▶

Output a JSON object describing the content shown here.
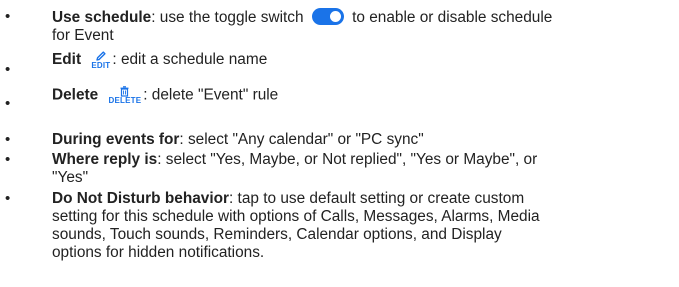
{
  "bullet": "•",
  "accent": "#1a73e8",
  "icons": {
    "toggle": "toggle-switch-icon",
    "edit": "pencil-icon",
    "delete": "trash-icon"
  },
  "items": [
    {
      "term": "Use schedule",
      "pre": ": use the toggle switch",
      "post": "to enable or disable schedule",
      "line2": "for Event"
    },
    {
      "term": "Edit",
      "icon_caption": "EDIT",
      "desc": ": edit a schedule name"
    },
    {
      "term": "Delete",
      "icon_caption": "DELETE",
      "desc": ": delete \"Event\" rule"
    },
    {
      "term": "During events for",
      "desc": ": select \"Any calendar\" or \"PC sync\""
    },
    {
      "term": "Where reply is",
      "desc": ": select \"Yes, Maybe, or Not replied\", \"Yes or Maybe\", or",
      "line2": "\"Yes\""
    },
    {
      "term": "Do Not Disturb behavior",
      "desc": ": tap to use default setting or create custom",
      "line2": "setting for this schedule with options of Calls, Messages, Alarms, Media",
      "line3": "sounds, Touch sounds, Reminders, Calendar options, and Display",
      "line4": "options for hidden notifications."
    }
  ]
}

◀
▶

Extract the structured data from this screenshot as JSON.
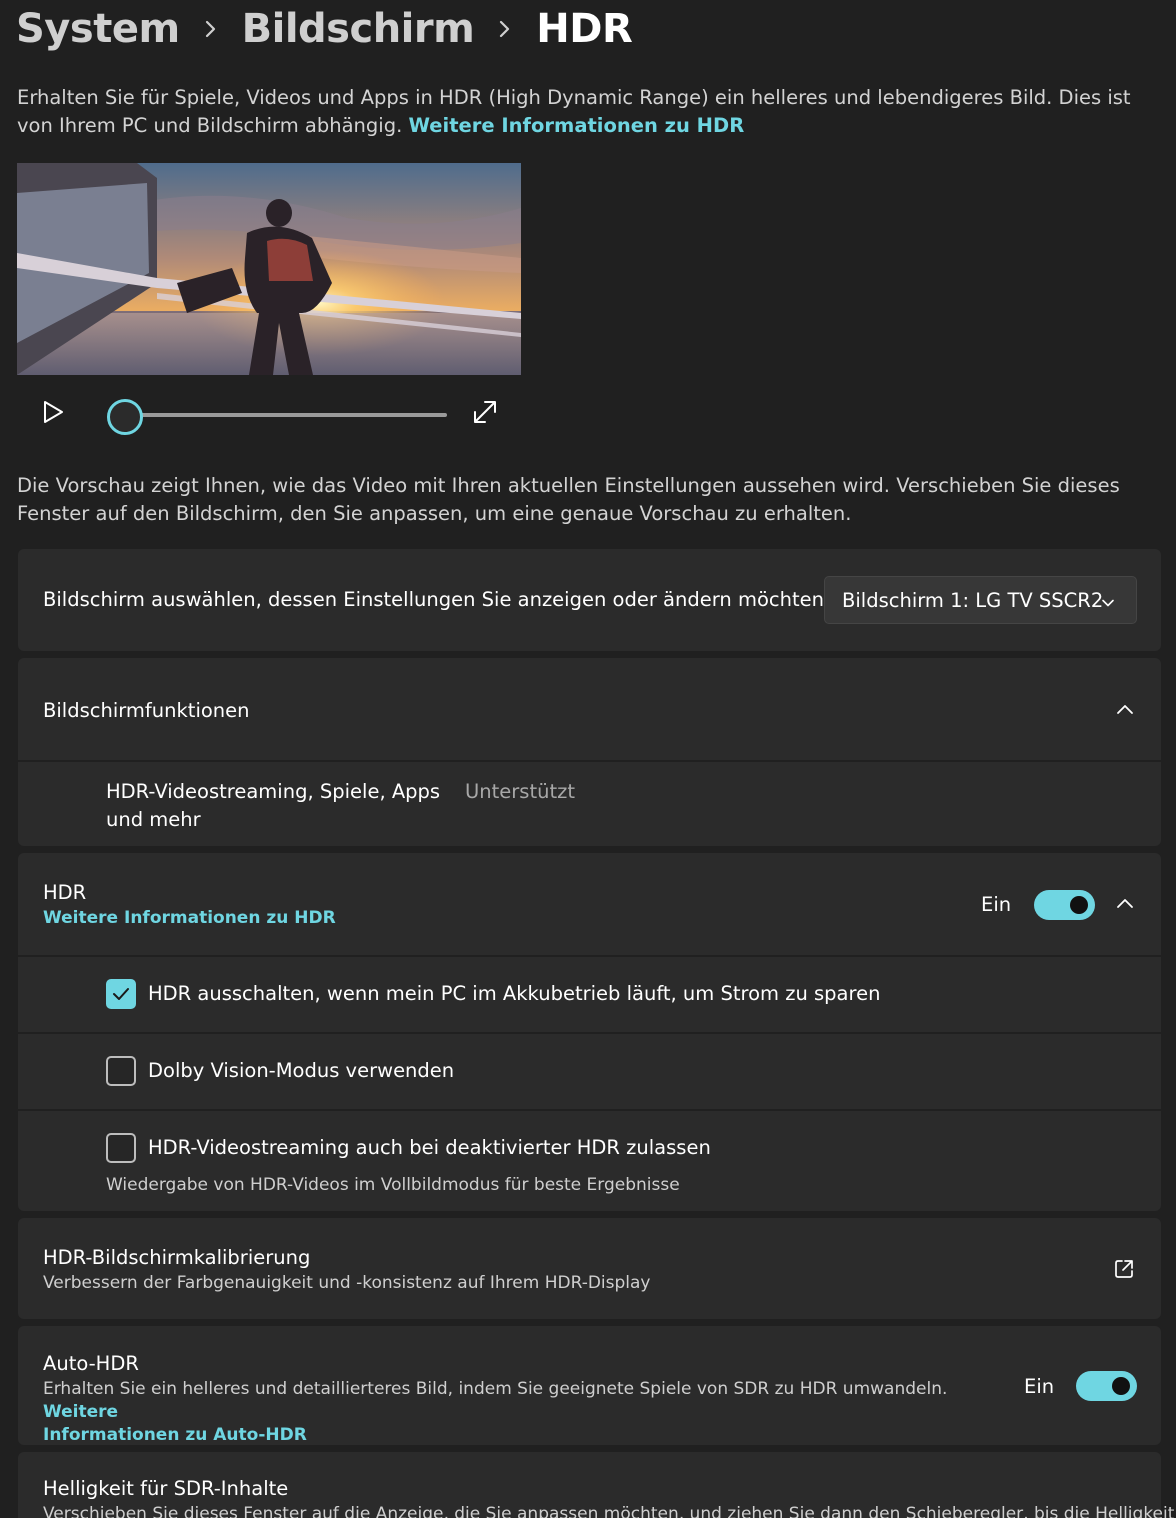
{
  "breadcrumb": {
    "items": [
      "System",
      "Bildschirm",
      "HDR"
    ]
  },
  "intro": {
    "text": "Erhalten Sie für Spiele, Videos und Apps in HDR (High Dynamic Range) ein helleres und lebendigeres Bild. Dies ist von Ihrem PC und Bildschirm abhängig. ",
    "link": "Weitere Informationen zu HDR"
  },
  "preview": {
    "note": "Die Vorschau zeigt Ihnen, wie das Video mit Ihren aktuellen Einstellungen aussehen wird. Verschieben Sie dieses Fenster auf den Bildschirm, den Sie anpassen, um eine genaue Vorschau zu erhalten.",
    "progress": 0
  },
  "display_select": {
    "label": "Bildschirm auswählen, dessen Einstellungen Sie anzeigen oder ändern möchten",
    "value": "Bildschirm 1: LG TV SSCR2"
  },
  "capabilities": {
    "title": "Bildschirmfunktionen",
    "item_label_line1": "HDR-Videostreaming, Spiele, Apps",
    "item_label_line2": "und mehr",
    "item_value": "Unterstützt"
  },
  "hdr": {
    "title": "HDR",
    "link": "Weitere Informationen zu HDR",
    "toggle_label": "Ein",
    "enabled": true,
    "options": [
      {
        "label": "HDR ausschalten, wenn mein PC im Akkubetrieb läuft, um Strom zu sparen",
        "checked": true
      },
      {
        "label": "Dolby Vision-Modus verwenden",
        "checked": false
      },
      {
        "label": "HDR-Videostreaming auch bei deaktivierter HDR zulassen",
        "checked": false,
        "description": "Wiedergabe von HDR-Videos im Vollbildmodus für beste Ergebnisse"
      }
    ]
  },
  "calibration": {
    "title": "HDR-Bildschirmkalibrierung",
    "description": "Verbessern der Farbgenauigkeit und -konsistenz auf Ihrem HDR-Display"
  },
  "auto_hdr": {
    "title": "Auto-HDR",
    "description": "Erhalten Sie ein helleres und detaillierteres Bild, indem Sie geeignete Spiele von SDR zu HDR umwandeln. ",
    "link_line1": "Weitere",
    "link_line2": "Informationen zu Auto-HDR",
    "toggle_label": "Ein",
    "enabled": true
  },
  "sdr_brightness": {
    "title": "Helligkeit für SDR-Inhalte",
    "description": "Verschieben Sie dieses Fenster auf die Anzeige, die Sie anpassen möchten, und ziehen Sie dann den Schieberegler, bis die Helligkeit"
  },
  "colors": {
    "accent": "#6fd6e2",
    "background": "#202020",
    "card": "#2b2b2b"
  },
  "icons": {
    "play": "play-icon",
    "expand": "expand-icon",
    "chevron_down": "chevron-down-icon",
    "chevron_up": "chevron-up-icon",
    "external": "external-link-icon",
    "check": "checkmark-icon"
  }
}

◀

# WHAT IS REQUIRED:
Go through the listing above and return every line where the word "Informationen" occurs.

# ANSWER SPACE:
    "link": "Weitere Informationen zu HDR"
    "link": "Weitere Informationen zu HDR",
    "link_line2": "Informationen zu Auto-HDR",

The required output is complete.